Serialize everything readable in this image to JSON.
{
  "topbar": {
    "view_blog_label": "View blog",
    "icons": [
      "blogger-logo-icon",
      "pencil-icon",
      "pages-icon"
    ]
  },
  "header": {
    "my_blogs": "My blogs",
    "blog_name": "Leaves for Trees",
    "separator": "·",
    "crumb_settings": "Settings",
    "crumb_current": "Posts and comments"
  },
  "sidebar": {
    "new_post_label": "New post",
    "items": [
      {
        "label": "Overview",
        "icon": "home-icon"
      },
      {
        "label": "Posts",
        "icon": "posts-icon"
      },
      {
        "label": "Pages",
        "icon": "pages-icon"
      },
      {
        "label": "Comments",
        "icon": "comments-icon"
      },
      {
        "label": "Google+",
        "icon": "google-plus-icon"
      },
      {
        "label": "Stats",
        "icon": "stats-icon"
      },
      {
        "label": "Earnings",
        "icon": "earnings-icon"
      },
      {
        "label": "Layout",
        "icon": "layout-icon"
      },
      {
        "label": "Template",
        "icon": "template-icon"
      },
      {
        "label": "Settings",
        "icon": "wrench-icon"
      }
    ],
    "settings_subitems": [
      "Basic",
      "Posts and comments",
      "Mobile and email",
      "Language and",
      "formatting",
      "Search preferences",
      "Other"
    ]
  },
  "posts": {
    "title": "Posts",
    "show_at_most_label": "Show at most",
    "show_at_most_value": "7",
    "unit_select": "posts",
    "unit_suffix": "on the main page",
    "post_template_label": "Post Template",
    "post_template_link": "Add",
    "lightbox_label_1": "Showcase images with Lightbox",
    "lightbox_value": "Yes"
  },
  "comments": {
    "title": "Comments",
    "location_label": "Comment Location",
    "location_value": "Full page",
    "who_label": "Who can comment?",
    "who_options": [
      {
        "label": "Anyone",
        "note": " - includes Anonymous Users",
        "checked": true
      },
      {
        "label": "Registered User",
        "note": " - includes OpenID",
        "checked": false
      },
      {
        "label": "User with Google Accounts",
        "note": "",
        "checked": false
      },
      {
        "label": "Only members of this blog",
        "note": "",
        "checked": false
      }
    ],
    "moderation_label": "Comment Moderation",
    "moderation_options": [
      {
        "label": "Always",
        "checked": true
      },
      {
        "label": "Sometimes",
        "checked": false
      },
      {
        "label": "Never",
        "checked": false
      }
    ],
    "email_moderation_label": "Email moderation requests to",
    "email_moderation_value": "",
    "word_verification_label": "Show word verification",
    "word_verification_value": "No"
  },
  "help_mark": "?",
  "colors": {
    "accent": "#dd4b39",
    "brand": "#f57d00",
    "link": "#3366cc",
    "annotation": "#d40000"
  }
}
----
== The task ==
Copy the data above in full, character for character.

== Final answer ==
Serialize everything readable in this image to JSON.
{
  "topbar": {
    "view_blog_label": "View blog",
    "icons": [
      "blogger-logo-icon",
      "pencil-icon",
      "pages-icon"
    ]
  },
  "header": {
    "my_blogs": "My blogs",
    "blog_name": "Leaves for Trees",
    "separator": "·",
    "crumb_settings": "Settings",
    "crumb_current": "Posts and comments"
  },
  "sidebar": {
    "new_post_label": "New post",
    "items": [
      {
        "label": "Overview",
        "icon": "home-icon"
      },
      {
        "label": "Posts",
        "icon": "posts-icon"
      },
      {
        "label": "Pages",
        "icon": "pages-icon"
      },
      {
        "label": "Comments",
        "icon": "comments-icon"
      },
      {
        "label": "Google+",
        "icon": "google-plus-icon"
      },
      {
        "label": "Stats",
        "icon": "stats-icon"
      },
      {
        "label": "Earnings",
        "icon": "earnings-icon"
      },
      {
        "label": "Layout",
        "icon": "layout-icon"
      },
      {
        "label": "Template",
        "icon": "template-icon"
      },
      {
        "label": "Settings",
        "icon": "wrench-icon"
      }
    ],
    "settings_subitems": [
      "Basic",
      "Posts and comments",
      "Mobile and email",
      "Language and",
      "formatting",
      "Search preferences",
      "Other"
    ]
  },
  "posts": {
    "title": "Posts",
    "show_at_most_label": "Show at most",
    "show_at_most_value": "7",
    "unit_select": "posts",
    "unit_suffix": "on the main page",
    "post_template_label": "Post Template",
    "post_template_link": "Add",
    "lightbox_label_1": "Showcase images with Lightbox",
    "lightbox_value": "Yes"
  },
  "comments": {
    "title": "Comments",
    "location_label": "Comment Location",
    "location_value": "Full page",
    "who_label": "Who can comment?",
    "who_options": [
      {
        "label": "Anyone",
        "note": " - includes Anonymous Users",
        "checked": true
      },
      {
        "label": "Registered User",
        "note": " - includes OpenID",
        "checked": false
      },
      {
        "label": "User with Google Accounts",
        "note": "",
        "checked": false
      },
      {
        "label": "Only members of this blog",
        "note": "",
        "checked": false
      }
    ],
    "moderation_label": "Comment Moderation",
    "moderation_options": [
      {
        "label": "Always",
        "checked": true
      },
      {
        "label": "Sometimes",
        "checked": false
      },
      {
        "label": "Never",
        "checked": false
      }
    ],
    "email_moderation_label": "Email moderation requests to",
    "email_moderation_value": "",
    "word_verification_label": "Show word verification",
    "word_verification_value": "No"
  },
  "help_mark": "?",
  "colors": {
    "accent": "#dd4b39",
    "brand": "#f57d00",
    "link": "#3366cc",
    "annotation": "#d40000"
  }
}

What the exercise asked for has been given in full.